*** Provided data
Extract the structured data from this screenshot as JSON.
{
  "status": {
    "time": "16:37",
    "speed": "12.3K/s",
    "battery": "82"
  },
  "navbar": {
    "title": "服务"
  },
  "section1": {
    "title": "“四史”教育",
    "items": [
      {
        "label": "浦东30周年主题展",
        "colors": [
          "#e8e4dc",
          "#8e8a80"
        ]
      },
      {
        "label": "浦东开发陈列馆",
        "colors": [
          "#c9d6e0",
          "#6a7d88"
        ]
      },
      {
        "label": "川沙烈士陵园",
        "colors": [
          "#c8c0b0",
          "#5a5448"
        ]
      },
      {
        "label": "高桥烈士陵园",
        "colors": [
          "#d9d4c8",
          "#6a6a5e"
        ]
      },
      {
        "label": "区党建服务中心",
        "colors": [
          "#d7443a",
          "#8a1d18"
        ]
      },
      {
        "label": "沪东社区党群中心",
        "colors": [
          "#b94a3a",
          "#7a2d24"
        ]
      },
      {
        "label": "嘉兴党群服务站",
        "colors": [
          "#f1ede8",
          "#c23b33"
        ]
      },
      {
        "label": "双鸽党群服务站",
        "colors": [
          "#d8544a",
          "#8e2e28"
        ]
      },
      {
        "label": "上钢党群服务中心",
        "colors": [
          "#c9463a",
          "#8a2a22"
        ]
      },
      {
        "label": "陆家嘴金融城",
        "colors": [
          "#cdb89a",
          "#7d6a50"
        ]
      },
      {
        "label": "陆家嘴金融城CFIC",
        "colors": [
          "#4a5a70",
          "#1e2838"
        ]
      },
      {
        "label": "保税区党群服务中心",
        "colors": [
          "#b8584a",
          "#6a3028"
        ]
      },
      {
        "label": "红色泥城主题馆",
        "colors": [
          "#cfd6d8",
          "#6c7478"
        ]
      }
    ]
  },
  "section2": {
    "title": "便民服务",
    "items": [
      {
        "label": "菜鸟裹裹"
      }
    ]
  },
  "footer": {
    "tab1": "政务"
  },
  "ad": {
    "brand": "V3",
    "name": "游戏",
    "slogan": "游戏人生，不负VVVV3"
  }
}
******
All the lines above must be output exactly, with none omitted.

Extract the structured data from this screenshot as JSON.
{
  "status": {
    "time": "16:37",
    "speed": "12.3K/s",
    "battery": "82"
  },
  "navbar": {
    "title": "服务"
  },
  "section1": {
    "title": "“四史”教育",
    "items": [
      {
        "label": "浦东30周年主题展",
        "colors": [
          "#e8e4dc",
          "#8e8a80"
        ]
      },
      {
        "label": "浦东开发陈列馆",
        "colors": [
          "#c9d6e0",
          "#6a7d88"
        ]
      },
      {
        "label": "川沙烈士陵园",
        "colors": [
          "#c8c0b0",
          "#5a5448"
        ]
      },
      {
        "label": "高桥烈士陵园",
        "colors": [
          "#d9d4c8",
          "#6a6a5e"
        ]
      },
      {
        "label": "区党建服务中心",
        "colors": [
          "#d7443a",
          "#8a1d18"
        ]
      },
      {
        "label": "沪东社区党群中心",
        "colors": [
          "#b94a3a",
          "#7a2d24"
        ]
      },
      {
        "label": "嘉兴党群服务站",
        "colors": [
          "#f1ede8",
          "#c23b33"
        ]
      },
      {
        "label": "双鸽党群服务站",
        "colors": [
          "#d8544a",
          "#8e2e28"
        ]
      },
      {
        "label": "上钢党群服务中心",
        "colors": [
          "#c9463a",
          "#8a2a22"
        ]
      },
      {
        "label": "陆家嘴金融城",
        "colors": [
          "#cdb89a",
          "#7d6a50"
        ]
      },
      {
        "label": "陆家嘴金融城CFIC",
        "colors": [
          "#4a5a70",
          "#1e2838"
        ]
      },
      {
        "label": "保税区党群服务中心",
        "colors": [
          "#b8584a",
          "#6a3028"
        ]
      },
      {
        "label": "红色泥城主题馆",
        "colors": [
          "#cfd6d8",
          "#6c7478"
        ]
      }
    ]
  },
  "section2": {
    "title": "便民服务",
    "items": [
      {
        "label": "菜鸟裹裹"
      }
    ]
  },
  "footer": {
    "tab1": "政务"
  },
  "ad": {
    "brand": "V3",
    "name": "游戏",
    "slogan": "游戏人生，不负VVVV3"
  }
}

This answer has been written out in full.